Blister beetles are black elongated beetles that are attracted to and feed on the flowers, pollen, and leaves of blooming alfalfa and weeds. Although not uncommon in Minnesota, blister beetles tend to be more numerous in alfalfa produced in arid southern states and plains states where grasshoppers are problematic because developing beetles feed on grasshopper eggs.
Pay attention to production details
When buying hay, owners should learn as much as possible about its production, including who produced it, where it was produced, and what the cutting and maturity was at harvest. If details aren’t available, owners should pay close attention to alfalfa hay that was mature or flowering when harvested.
Unfortunately, detecting blister beetles in hay is practically impossible because the beetles tend to swarm. This means that only a few bales, or even just parts of bales from an entire field may be infested. When feeding small square bales, an observant owner may find some dead, crushed beetles and discard that bale; however, beetles are very difficult to spot.

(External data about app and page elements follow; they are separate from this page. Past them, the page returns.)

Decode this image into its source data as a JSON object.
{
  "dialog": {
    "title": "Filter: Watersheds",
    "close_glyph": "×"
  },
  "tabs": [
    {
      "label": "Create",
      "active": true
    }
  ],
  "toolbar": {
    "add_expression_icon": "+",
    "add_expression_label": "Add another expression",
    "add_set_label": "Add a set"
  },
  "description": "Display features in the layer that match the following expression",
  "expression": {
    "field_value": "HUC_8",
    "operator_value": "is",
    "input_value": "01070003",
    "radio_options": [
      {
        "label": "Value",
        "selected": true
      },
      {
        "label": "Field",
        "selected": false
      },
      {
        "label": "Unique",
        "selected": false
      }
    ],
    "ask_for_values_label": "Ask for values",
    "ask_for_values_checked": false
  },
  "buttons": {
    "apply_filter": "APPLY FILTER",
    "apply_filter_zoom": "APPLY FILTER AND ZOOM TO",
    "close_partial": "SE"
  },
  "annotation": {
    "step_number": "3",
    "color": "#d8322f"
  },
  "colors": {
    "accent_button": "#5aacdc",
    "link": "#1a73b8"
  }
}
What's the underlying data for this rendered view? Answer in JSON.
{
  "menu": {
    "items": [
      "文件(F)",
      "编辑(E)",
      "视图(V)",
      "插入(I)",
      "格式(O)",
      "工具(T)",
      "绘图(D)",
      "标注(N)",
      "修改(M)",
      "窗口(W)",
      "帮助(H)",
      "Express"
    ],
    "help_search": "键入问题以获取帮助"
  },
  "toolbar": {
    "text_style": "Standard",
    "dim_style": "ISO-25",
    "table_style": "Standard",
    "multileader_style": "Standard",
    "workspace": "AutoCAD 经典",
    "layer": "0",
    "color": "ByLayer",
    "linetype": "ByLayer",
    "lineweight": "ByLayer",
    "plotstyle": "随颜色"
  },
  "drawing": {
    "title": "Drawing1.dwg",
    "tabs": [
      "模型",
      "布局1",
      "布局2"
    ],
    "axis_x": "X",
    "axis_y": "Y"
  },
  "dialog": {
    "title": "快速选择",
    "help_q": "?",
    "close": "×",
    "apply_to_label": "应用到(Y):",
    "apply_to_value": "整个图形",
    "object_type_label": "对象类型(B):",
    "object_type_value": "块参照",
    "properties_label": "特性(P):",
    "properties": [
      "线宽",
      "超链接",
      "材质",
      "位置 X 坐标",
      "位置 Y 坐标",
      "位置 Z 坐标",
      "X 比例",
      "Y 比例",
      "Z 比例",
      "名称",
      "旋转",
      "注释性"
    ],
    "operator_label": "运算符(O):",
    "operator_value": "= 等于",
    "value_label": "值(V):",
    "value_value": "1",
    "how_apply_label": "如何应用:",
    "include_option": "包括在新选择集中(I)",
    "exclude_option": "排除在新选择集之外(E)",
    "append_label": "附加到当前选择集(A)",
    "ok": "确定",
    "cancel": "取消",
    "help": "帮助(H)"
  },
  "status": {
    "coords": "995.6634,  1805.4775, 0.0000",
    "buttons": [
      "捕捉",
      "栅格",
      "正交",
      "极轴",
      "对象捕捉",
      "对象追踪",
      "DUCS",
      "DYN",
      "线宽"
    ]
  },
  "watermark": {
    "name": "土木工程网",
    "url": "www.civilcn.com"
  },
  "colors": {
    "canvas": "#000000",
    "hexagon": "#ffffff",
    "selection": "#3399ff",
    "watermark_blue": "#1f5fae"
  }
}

What to look for
If owners see black elongated beetles, it is best to dispose of the hay. Adult blister beetles are long, narrow beetles (0.5 to 1.25 inches long) with a broad head and antennae that are straight and about one third their total body length. Several species exist, including black, ash gray or striped beetles, each having unique color patterns.
Blister beetles naturally produce a compound called cantharidin. The level of cantharidin produced is highly variable and released when the beetle is crushed during hay making. Cantharidin remains toxic in dead beetles and does not decrease during storage.
When eaten, specific symptoms in horses include sores or blisters on the tongue and in the mouth, colic, straining, increased temperature, depression, increased heart and respiratory rates, dehydration, sweating, diarrhea, bloody feces, and frequent urination. If cantharidin poisoning is suspected, owners should contact their veterinarian immediately. There is no specific antidote beyond supportive care, which includes mineral oil, intravenous fluid therapy, activated charcoal, and analgesics.
Although the risk of blister beetles in hay cannot be eliminated, it can be minimized during harvest. In the Midwest, beetle populations are relatively low until mid-summer (e.g. August), so first and second cutting tend to have minimal infestations. Beetles are more likely to be found in flowering alfalfa hay and when grasshoppers are present.
Hay that is simultaneously cut and crimped with a mower conditioner is more likely to kill beetles, keeping them in the windrow. However, crimping speeds drying, which is important for harvesting high quality hay.
Cutting alfalfa at less than 10% bloom reduces the number of beetles; however, hay cut at this maturity is often too nutrient dense for most horses. Farmers should watch for beetle "swarms” during harvest, and stop to allow the beetles to disperse. Chemical control is not the best option because dead beetles may still end up in hay. Instead, farmers should practice integrated pest management which includes scouting (for beetles and grasshoppers) and controlling weeds.
Source : umn.edu